Brothers and sisters, this journey of ours back to God is only possible because there has been his outward journey towards us . Otherwise it would not have been possible. Before we went to him, he came down to us. He preceded us, he came to meet us. For us it went lower than we could imagine: it became sin, it became death. This is what St. Paul reminded us: "He who knew no sin, God made him sin in our favor" ( 2 Cor5.21). In order not to leave us alone and accompany us on the journey, he descended into our sin and our death, he touched sin, he touched our death. Our journey, then, is to let ourselves be taken by the hand. The Father who calls us to return is the One who leaves the house to come looking for us; the Lord who heals us is the One who let himself be wounded on the cross; the Spirit who makes us change our lives is the One who blows with strength and sweetness on our dust.

Here then is the Apostle's plea: "Be reconciled to God" (v. 20). Let yourself be reconciled: the journey is not based on our strength; no one can be reconciled with God with his own strength, he cannot. The conversion of the heart, with the gestures and practices that express it, is possible only if it starts from the primacy of God's action.

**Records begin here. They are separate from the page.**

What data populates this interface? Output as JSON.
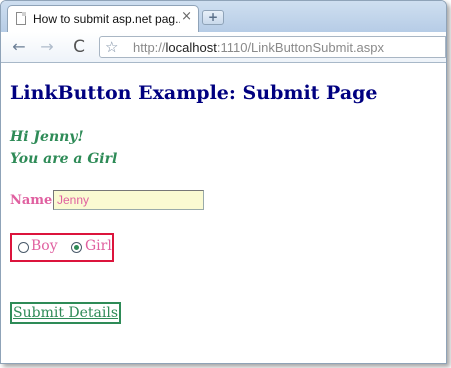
{
  "browser": {
    "tab_title": "How to submit asp.net pag...",
    "tab_close": "×",
    "new_tab": "+",
    "url_prefix": "http://",
    "url_host": "localhost",
    "url_rest": ":1110/LinkButtonSubmit.aspx",
    "back_icon": "←",
    "forward_icon": "→",
    "reload_icon": "C",
    "star_icon": "☆"
  },
  "page": {
    "heading": "LinkButton Example: Submit Page",
    "greeting_line1": "Hi Jenny!",
    "greeting_line2": "You are a Girl",
    "name_label": "Name",
    "name_value": "Jenny",
    "gender_options": [
      {
        "label": "Boy",
        "checked": false
      },
      {
        "label": "Girl",
        "checked": true
      }
    ],
    "submit_label": "Submit Details"
  },
  "colors": {
    "heading": "#000080",
    "greeting": "#2e8b57",
    "label": "#e060a0",
    "gender_border": "#dc143c",
    "submit_border": "#2e8b57",
    "input_bg": "#fafad2"
  }
}
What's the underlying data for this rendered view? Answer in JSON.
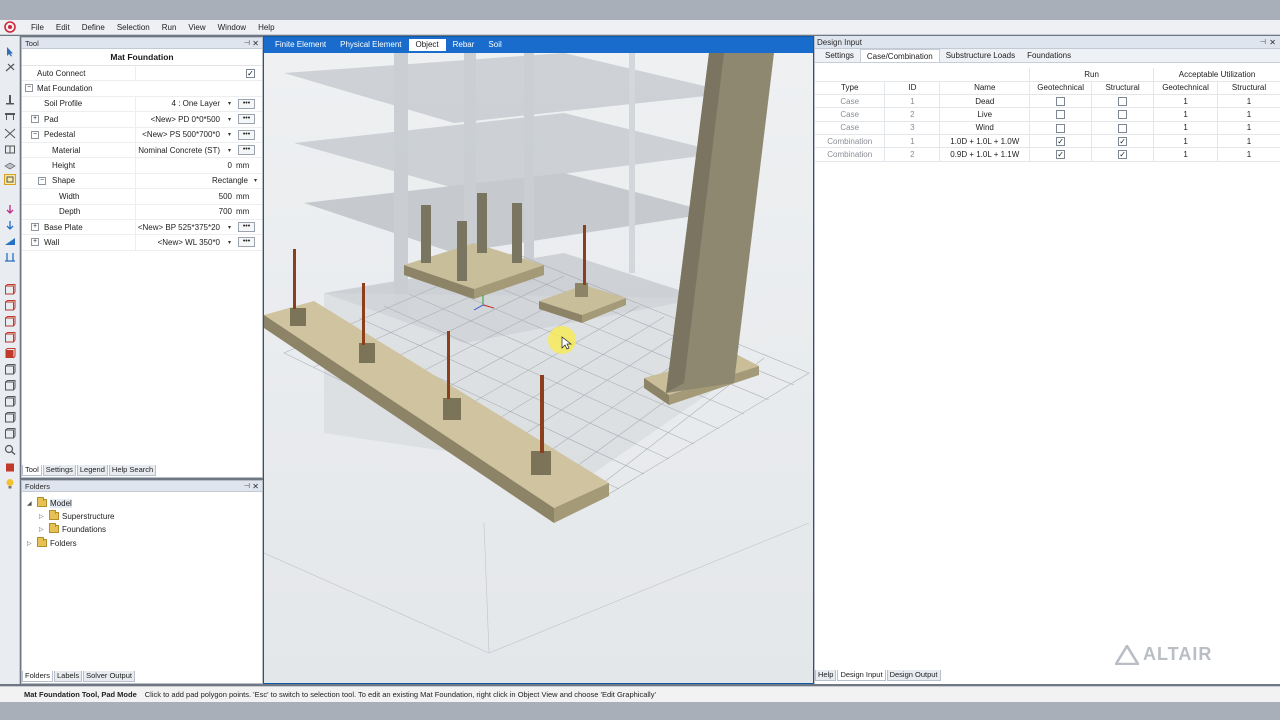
{
  "menu": [
    "File",
    "Edit",
    "Define",
    "Selection",
    "Run",
    "View",
    "Window",
    "Help"
  ],
  "tool_panel": {
    "header": "Tool",
    "title": "Mat Foundation",
    "rows": [
      {
        "label": "Auto Connect",
        "kind": "checkbox",
        "checked": "✓"
      },
      {
        "label": "Mat Foundation",
        "kind": "group",
        "toggle": "−"
      },
      {
        "label": "Soil Profile",
        "value": "4 : One Layer",
        "kind": "combo"
      },
      {
        "label": "Pad",
        "value": "<New> PD 0*0*500",
        "kind": "combo",
        "toggle": "+"
      },
      {
        "label": "Pedestal",
        "value": "<New> PS 500*700*0",
        "kind": "combo",
        "toggle": "−"
      },
      {
        "label": "Material",
        "value": "Nominal Concrete (ST)",
        "kind": "combo"
      },
      {
        "label": "Height",
        "value": "0",
        "unit": "mm",
        "kind": "number"
      },
      {
        "label": "Shape",
        "value": "Rectangle",
        "kind": "select",
        "toggle": "−"
      },
      {
        "label": "Width",
        "value": "500",
        "unit": "mm",
        "kind": "number"
      },
      {
        "label": "Depth",
        "value": "700",
        "unit": "mm",
        "kind": "number"
      },
      {
        "label": "Base Plate",
        "value": "<New> BP 525*375*20",
        "kind": "combo",
        "toggle": "+"
      },
      {
        "label": "Wall",
        "value": "<New> WL 350*0",
        "kind": "combo",
        "toggle": "+"
      }
    ],
    "tabs": [
      "Tool",
      "Settings",
      "Legend",
      "Help Search"
    ]
  },
  "folders_panel": {
    "header": "Folders",
    "tree": [
      {
        "label": "Model",
        "level": 0,
        "arrow": "◢"
      },
      {
        "label": "Superstructure",
        "level": 1,
        "arrow": "▷"
      },
      {
        "label": "Foundations",
        "level": 1,
        "arrow": "▷"
      },
      {
        "label": "Folders",
        "level": 0,
        "arrow": "▷"
      }
    ],
    "tabs": [
      "Folders",
      "Labels",
      "Solver Output"
    ]
  },
  "viewport": {
    "tabs": [
      "Finite Element",
      "Physical Element",
      "Object",
      "Rebar",
      "Soil"
    ],
    "active_tab": "Object"
  },
  "design_input": {
    "header": "Design Input",
    "subtabs": [
      "Settings",
      "Case/Combination",
      "Substructure Loads",
      "Foundations"
    ],
    "active_subtab": "Case/Combination",
    "group_headers": {
      "run": "Run",
      "util": "Acceptable Utilization"
    },
    "columns": [
      "Type",
      "ID",
      "Name",
      "Geotechnical",
      "Structural",
      "Geotechnical",
      "Structural"
    ],
    "rows": [
      {
        "type": "Case",
        "id": "1",
        "name": "Dead",
        "run_geo": "",
        "run_str": "",
        "util_geo": "1",
        "util_str": "1"
      },
      {
        "type": "Case",
        "id": "2",
        "name": "Live",
        "run_geo": "",
        "run_str": "",
        "util_geo": "1",
        "util_str": "1"
      },
      {
        "type": "Case",
        "id": "3",
        "name": "Wind",
        "run_geo": "",
        "run_str": "",
        "util_geo": "1",
        "util_str": "1"
      },
      {
        "type": "Combination",
        "id": "1",
        "name": "1.0D + 1.0L + 1.0W",
        "run_geo": "✓",
        "run_str": "✓",
        "util_geo": "1",
        "util_str": "1"
      },
      {
        "type": "Combination",
        "id": "2",
        "name": "0.9D + 1.0L + 1.1W",
        "run_geo": "✓",
        "run_str": "✓",
        "util_geo": "1",
        "util_str": "1"
      }
    ],
    "bottom_tabs": [
      "Help",
      "Design Input",
      "Design Output"
    ]
  },
  "watermark": "ALTAIR",
  "status": {
    "mode": "Mat Foundation Tool, Pad Mode",
    "message": "Click to add pad polygon points. 'Esc' to switch to selection tool. To edit an existing Mat Foundation, right click in Object View and choose 'Edit Graphically'"
  }
}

It is not our skills and merits to show off, but his grace to welcome that makes us return to him. . Grace saves us, salvation is pure grace, pure gratuitousness. Jesus told us clearly in the Gospel: what makes us righteous is not the justice we practice before men, but the sincere relationship with the Father. The beginning of the return to God is to recognize ourselves in need of him, in need of mercy, in need of his grace. This is the right way, the way of humility. Do I feel needy or do I feel self-sufficient?

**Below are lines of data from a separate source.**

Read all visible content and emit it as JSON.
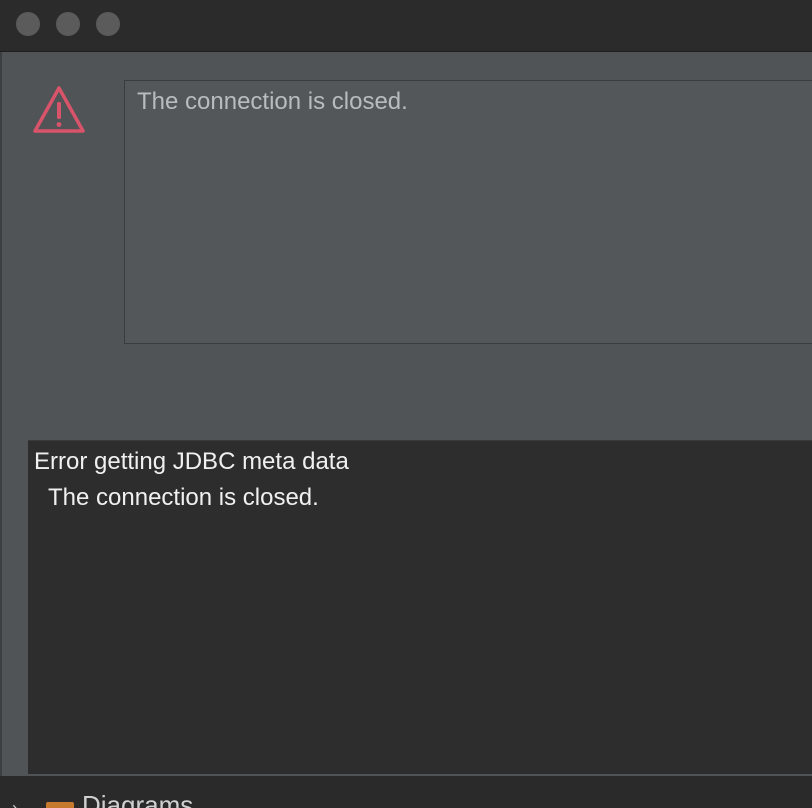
{
  "dialog": {
    "message": "The connection is closed.",
    "details": {
      "line1": "Error getting JDBC meta data",
      "line2": "The connection is closed."
    },
    "icon": "warning-triangle-icon",
    "accent_color": "#d9536a"
  },
  "background_tree": {
    "item_label": "Diagrams",
    "icon": "folder-icon"
  }
}
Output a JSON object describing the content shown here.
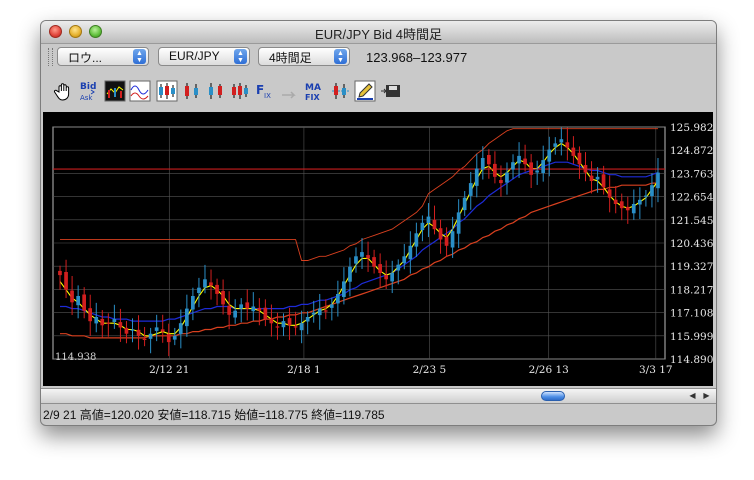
{
  "window": {
    "title": "EUR/JPY Bid 4時間足"
  },
  "toolbar": {
    "chart_type_select": "ロウ...",
    "pair_select": "EUR/JPY",
    "timeframe_select": "4時間足",
    "bid_range": "123.968–123.977"
  },
  "icons": [
    "hand-icon",
    "bid-ask-icon",
    "indicator-icon",
    "oscillator-icon",
    "candle-icon",
    "candle-icon",
    "candle-icon",
    "candle-icon",
    "fix-icon",
    "arrow-icon",
    "ma-fix-icon",
    "candle-settings-icon",
    "pencil-icon",
    "save-icon"
  ],
  "colors": {
    "background": "#000000",
    "grid": "#555555",
    "up_candle": "#2a8fc7",
    "down_candle": "#d21f1f",
    "ma_fast": "#ffff00",
    "ma_mid": "#1d2bd8",
    "ma_slow": "#d8401f",
    "price_line": "#c81e1e"
  },
  "chart_data": {
    "type": "candlestick",
    "y_ticks": [
      "125.982",
      "124.872",
      "123.763",
      "122.654",
      "121.545",
      "120.436",
      "119.327",
      "118.217",
      "117.108",
      "115.999",
      "114.890"
    ],
    "ylim": [
      114.89,
      125.982
    ],
    "x_ticks": [
      "2/12 21",
      "2/18 1",
      "2/23 5",
      "2/26 13",
      "3/3 17"
    ],
    "low_label": "114.938",
    "current_price": 123.972,
    "closes": [
      118.9,
      118.2,
      117.6,
      117.9,
      117.2,
      116.7,
      116.9,
      116.5,
      116.6,
      116.8,
      116.4,
      116.1,
      116.3,
      116.0,
      115.8,
      116.1,
      116.4,
      116.2,
      115.7,
      116.0,
      116.6,
      117.3,
      117.9,
      118.3,
      118.7,
      118.4,
      118.0,
      117.5,
      117.0,
      117.2,
      117.5,
      117.3,
      117.4,
      117.2,
      116.8,
      116.6,
      116.4,
      116.7,
      116.5,
      116.4,
      116.6,
      116.9,
      117.1,
      117.3,
      117.2,
      117.5,
      118.0,
      118.6,
      119.3,
      119.8,
      120.0,
      119.7,
      119.3,
      119.0,
      118.7,
      119.0,
      119.4,
      119.8,
      120.3,
      120.9,
      121.4,
      121.7,
      121.1,
      120.6,
      120.3,
      121.0,
      121.9,
      122.6,
      123.3,
      124.0,
      124.5,
      124.2,
      123.6,
      123.3,
      123.8,
      124.3,
      124.6,
      124.2,
      123.7,
      123.9,
      124.4,
      124.9,
      125.2,
      125.4,
      125.0,
      124.6,
      124.2,
      123.8,
      123.4,
      123.6,
      123.1,
      122.6,
      122.3,
      122.1,
      122.0,
      122.3,
      122.5,
      122.7,
      123.2,
      123.8
    ],
    "ma_fast": [
      118.6,
      118.2,
      117.8,
      117.6,
      117.3,
      117.0,
      116.8,
      116.6,
      116.6,
      116.6,
      116.5,
      116.3,
      116.3,
      116.2,
      116.0,
      116.0,
      116.1,
      116.2,
      116.1,
      116.1,
      116.4,
      116.9,
      117.4,
      117.9,
      118.3,
      118.4,
      118.2,
      117.9,
      117.5,
      117.3,
      117.3,
      117.3,
      117.3,
      117.2,
      117.0,
      116.8,
      116.6,
      116.6,
      116.5,
      116.5,
      116.6,
      116.8,
      117.0,
      117.2,
      117.3,
      117.5,
      117.9,
      118.4,
      118.9,
      119.4,
      119.7,
      119.7,
      119.4,
      119.1,
      118.9,
      119.0,
      119.3,
      119.6,
      120.1,
      120.6,
      121.1,
      121.4,
      121.2,
      120.9,
      120.7,
      121.1,
      121.7,
      122.3,
      122.9,
      123.5,
      124.0,
      124.1,
      123.8,
      123.6,
      123.8,
      124.1,
      124.4,
      124.3,
      124.0,
      124.0,
      124.3,
      124.7,
      125.0,
      125.2,
      125.0,
      124.7,
      124.3,
      123.9,
      123.5,
      123.4,
      123.1,
      122.7,
      122.4,
      122.2,
      122.1,
      122.2,
      122.4,
      122.6,
      123.0,
      123.4
    ],
    "ma_mid": [
      117.4,
      117.4,
      117.3,
      117.3,
      117.2,
      117.1,
      117.0,
      116.9,
      116.9,
      116.8,
      116.8,
      116.8,
      116.7,
      116.7,
      116.7,
      116.7,
      116.7,
      116.7,
      116.8,
      116.8,
      116.9,
      117.0,
      117.1,
      117.2,
      117.3,
      117.3,
      117.4,
      117.4,
      117.4,
      117.3,
      117.3,
      117.3,
      117.3,
      117.3,
      117.3,
      117.3,
      117.3,
      117.3,
      117.4,
      117.4,
      117.5,
      117.5,
      117.6,
      117.7,
      117.7,
      117.8,
      117.9,
      118.0,
      118.2,
      118.3,
      118.5,
      118.6,
      118.7,
      118.8,
      118.9,
      119.0,
      119.2,
      119.4,
      119.6,
      119.8,
      120.1,
      120.3,
      120.5,
      120.7,
      120.9,
      121.1,
      121.4,
      121.6,
      121.9,
      122.2,
      122.4,
      122.7,
      122.9,
      123.1,
      123.3,
      123.5,
      123.7,
      123.8,
      123.9,
      124.0,
      124.1,
      124.2,
      124.3,
      124.3,
      124.3,
      124.2,
      124.1,
      124.0,
      123.9,
      123.9,
      123.8,
      123.7,
      123.7,
      123.6,
      123.6,
      123.6,
      123.6,
      123.6,
      123.7,
      123.8
    ],
    "ma_slow": [
      116.1,
      116.1,
      116.0,
      116.0,
      116.0,
      115.9,
      115.9,
      115.9,
      115.9,
      115.9,
      115.9,
      115.9,
      115.9,
      115.9,
      115.9,
      116.0,
      116.0,
      116.0,
      116.0,
      116.0,
      116.1,
      116.1,
      116.2,
      116.2,
      116.3,
      116.3,
      116.4,
      116.4,
      116.5,
      116.5,
      116.6,
      116.6,
      116.7,
      116.7,
      116.8,
      116.8,
      116.9,
      116.9,
      117.0,
      117.0,
      117.1,
      117.1,
      117.2,
      117.3,
      117.4,
      117.5,
      117.6,
      117.7,
      117.8,
      117.9,
      118.0,
      118.1,
      118.2,
      118.3,
      118.4,
      118.5,
      118.6,
      118.7,
      118.9,
      119.0,
      119.2,
      119.3,
      119.5,
      119.6,
      119.8,
      119.9,
      120.1,
      120.2,
      120.4,
      120.5,
      120.7,
      120.8,
      121.0,
      121.1,
      121.3,
      121.4,
      121.6,
      121.7,
      121.9,
      122.0,
      122.1,
      122.2,
      122.3,
      122.4,
      122.5,
      122.6,
      122.7,
      122.8,
      122.9,
      123.0,
      123.0,
      123.1,
      123.1,
      123.2,
      123.2,
      123.2,
      123.2,
      123.2,
      123.3,
      123.3
    ]
  },
  "status": {
    "text": "2/9 21 高値=120.020 安値=118.715 始値=118.775 終値=119.785"
  }
}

Today we lower our heads to receive the ashes. After Lent we will lower ourselves even more to wash the feet of the brothers. Lent is a humble descent within us and towards others. It is to understand that salvation is not a climb to glory, but a lowering of love. It is making us small. On this journey, so as not to lose our way, let us place ourselves in front of the cross of Jesus: it is the silent chair of God. Let us look at his wounds every day, the wounds he brought to Heaven and shows the Father, every day, in the his intercessory prayer. We look at his wounds every day. In those holes we recognize our emptiness, our shortcomings, the wounds of sin, the blows that have hurt us. Yet right there we see that God does not point the finger at us, but opens his hands to us.1 Pt 2.25; Is 53.5). Let's kiss them and we will understand that right there, in the most painful holes of life, God awaits us with his infinite mercy. Because there, where we are most vulnerable, where we are most ashamed, He came to meet us. And now that he has come to meet us, he invites us to return to him, to rediscover the joy of being loved.

FULL TEXT Source: - Official Translation - Image Screenshot